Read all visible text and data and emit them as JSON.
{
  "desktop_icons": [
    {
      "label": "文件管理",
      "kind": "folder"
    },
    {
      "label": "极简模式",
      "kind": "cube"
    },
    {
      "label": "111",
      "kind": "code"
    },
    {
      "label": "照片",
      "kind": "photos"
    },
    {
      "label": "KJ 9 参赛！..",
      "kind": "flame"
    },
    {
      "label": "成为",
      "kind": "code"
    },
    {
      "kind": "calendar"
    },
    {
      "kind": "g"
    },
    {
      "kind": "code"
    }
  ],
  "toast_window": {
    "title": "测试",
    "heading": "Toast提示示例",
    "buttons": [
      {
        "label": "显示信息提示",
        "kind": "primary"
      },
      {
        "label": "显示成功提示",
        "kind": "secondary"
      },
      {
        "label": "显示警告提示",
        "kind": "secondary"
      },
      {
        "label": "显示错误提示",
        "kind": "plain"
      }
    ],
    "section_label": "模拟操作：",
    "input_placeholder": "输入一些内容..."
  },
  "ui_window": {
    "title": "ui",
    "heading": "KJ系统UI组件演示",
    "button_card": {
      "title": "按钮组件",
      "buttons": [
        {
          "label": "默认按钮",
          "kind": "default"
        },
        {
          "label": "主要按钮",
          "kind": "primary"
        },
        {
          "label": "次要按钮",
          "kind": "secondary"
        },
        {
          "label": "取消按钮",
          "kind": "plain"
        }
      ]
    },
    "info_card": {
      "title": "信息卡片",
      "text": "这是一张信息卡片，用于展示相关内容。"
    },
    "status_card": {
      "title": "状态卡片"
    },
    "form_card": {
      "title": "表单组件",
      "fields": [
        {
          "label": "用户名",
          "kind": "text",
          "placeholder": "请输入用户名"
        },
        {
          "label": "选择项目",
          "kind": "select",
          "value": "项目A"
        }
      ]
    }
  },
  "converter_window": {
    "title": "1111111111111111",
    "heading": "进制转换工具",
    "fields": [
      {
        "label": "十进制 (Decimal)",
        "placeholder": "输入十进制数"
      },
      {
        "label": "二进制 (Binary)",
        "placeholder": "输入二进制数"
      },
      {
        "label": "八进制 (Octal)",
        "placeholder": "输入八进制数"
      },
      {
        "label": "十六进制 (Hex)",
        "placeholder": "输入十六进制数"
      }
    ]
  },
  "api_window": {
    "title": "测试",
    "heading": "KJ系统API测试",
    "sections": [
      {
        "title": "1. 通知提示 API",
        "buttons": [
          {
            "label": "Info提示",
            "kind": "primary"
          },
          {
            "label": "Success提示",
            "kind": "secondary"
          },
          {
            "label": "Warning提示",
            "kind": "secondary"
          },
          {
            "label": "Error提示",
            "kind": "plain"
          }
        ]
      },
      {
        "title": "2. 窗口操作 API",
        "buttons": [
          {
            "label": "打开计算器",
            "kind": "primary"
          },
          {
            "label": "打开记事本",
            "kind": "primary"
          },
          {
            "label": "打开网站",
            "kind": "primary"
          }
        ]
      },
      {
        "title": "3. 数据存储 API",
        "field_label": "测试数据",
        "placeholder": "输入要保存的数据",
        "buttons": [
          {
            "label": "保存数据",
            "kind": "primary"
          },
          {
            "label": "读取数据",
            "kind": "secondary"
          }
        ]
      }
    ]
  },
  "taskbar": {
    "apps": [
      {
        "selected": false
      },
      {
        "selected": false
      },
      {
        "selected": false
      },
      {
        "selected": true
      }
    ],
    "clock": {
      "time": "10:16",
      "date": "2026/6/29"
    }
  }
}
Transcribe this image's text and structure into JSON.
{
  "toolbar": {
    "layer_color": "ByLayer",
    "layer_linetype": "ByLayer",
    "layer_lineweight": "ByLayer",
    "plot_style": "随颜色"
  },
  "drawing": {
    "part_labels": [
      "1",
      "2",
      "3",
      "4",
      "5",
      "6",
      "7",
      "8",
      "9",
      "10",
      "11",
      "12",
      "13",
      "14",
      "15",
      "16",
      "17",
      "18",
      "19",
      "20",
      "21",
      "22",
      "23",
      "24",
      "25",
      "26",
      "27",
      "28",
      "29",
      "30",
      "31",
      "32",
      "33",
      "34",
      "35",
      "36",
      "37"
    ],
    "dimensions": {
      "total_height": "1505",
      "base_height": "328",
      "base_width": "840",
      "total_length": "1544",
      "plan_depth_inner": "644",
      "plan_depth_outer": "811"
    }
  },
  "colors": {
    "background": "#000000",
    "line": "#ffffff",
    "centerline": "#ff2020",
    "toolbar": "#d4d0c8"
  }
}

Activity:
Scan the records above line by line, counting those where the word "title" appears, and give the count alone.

Your solution:
11